There was an interesting debate segment today on Fox News on the topic of Corporal Punishment, or “paddling.” You can see the debate, hosted by Megyn Kelly at the bottom of this post. (cf also Washington Post article).
Not having been born yesterday I realize that the concept of spanking children is controversial to say the least. Paddling children in school is almost unheard of today though I was surprised that it is still legal in over twenty states.
Prudential Judgment – The question of paddling and the use of corporal punishment in certain cases exists in an area of decision making known as “prudential judgments (or decisions).” Prudence is one of the four cardinal virtues and I recall from Thomistic Philosophy that it was defined as recta ratio agibilium (right reason applied to practice). Essentially Prudence is the virtue whereby we are able to properly judge, using sound reason and moral principles, the best way to come to a desired end. That it is called an act of judgment means that we have a decision to make as to best means to an end using the virtue of prudence.
Now “prudential judgments” are not mathematical in the sense that they may vary from person to person. Reasonable men and women may differ within limits as to what is the best means to attain a given end. This is because circumstances may vary from case to case and from culture to culture. Prudential judgments consider many factors such as the individuals involved, the various means available, the circumstances that both precede and follow from an action, age and or gender factors, cultural norms, moral norms and the like. Hence, as already stated, reasonable people may often differ in prudential judgments.

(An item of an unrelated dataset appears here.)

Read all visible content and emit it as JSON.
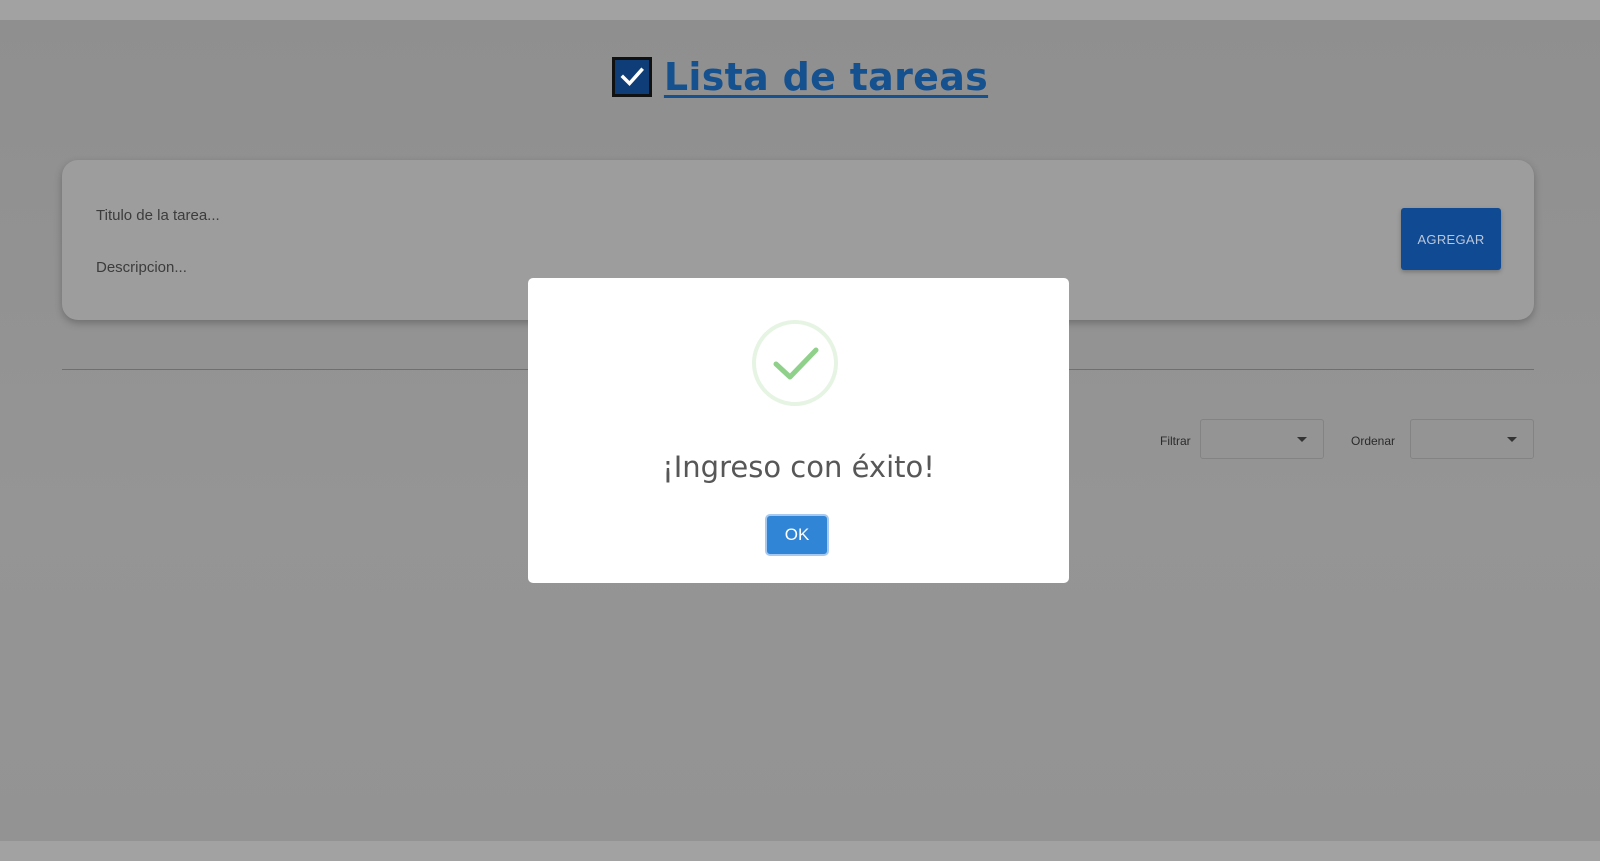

I point this out because I have noticed that many people treat the question of paddling or similar forms of corporal punishment as something that should be an absolute moral norm. Either they think it should be absolutely and in all circumstances banned or they think it is something that should be prescribed in accord with biblical or other traditional norms. I think the moral absolutism is more common on the anti corporal punishment side but it does exist on both sides.
Corporal Punishment is a Prudential Judgment – In discussing a topic like this it seems important that we should remember that we ARE talking about a prudential judgment. Parents will often make different judgments about whether this form of punishment is helpful unto achieving the end (e.g. discipline or maturity) which they seek. Since there are many variables in each situation there will be different approaches. If we see the debate in this light it may be more possible for us to allow variability without all the harshness. (It should be clear that severe beatings causing serious or permanent harm are to be excluded from any notion of prudential judgment).

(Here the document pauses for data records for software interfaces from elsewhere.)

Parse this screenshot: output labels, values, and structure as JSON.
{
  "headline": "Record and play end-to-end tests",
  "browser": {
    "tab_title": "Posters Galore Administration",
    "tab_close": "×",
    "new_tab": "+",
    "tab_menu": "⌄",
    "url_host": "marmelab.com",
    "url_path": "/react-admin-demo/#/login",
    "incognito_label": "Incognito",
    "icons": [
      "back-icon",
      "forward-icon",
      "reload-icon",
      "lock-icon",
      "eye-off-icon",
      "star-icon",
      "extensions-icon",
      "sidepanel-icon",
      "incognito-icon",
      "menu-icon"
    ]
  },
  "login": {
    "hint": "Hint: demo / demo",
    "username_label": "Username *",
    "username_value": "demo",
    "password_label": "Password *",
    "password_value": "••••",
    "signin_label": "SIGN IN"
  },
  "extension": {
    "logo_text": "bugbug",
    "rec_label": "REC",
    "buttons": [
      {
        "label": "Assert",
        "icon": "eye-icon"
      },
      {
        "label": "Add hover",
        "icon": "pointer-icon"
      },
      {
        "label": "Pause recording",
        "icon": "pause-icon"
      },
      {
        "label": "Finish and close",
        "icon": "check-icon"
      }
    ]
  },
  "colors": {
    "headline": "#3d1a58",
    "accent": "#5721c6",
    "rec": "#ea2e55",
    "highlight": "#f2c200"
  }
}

There are many other issues in our culture which involve prudential judgment. But we seem to live in a culture where we want to make lots of rules for each other. There ARE rules that are essential to make but there are also many areas that admit of variability within limits. (Even our recent discussion on modesty admits of certain prudential judgments within limits).
Other things in the Church admit of prudential judgment such as what kind of music to allow in the liturgy, how and when to apply the Church’s social justice tradition to specific issues, how and when bishops should discipline lay people or clerics who stray from Church teaching, what is the best catechetical method, etc. We are surely free to try and influence each other’s thinking and priorities but we also do well to keep charity in mind since, in prudential judgments, reasonable men and women may differ.
As for corporal punishment I will say it worked for me. I was paddled in school and occasionally spanked at home. My parents did not often spank us but when we were young there was what I would call a judicious use of it. In school I was taken to the Principal’s office and paddled on several occasions in my errant youth. I once recall that Mr. Bulware the principal turned the school PA system on once while I was paddled. This is because I and another boy started a school yard brawl and I and the other instigator were publicly paddled to dissuade others from such actions. For me these paddlings had a salutary effect and my behavior improved. The Principal was skilled in that he did not seriously harm me but my back side stung enough that I was encouraged to avoid the paddle in the future. As I say it several such paddlings to bring the lesson home but I learned that misbehavior had embarrassing and unpleasant consequences.
Now this is MY story I do not say that every one’s experience was mine. Comments are open and you will surely have your own thoughts. But remember, this is a matter of prudential judgment and reasonable people can and do differ.
In the video debate you will see all the women are respectful of each other though one wants to impose, through federal legislation, a ban on paddling. She is free to attempt that of course but here is where I wonder why our culture insists on legislating in prudential matters. What do you think?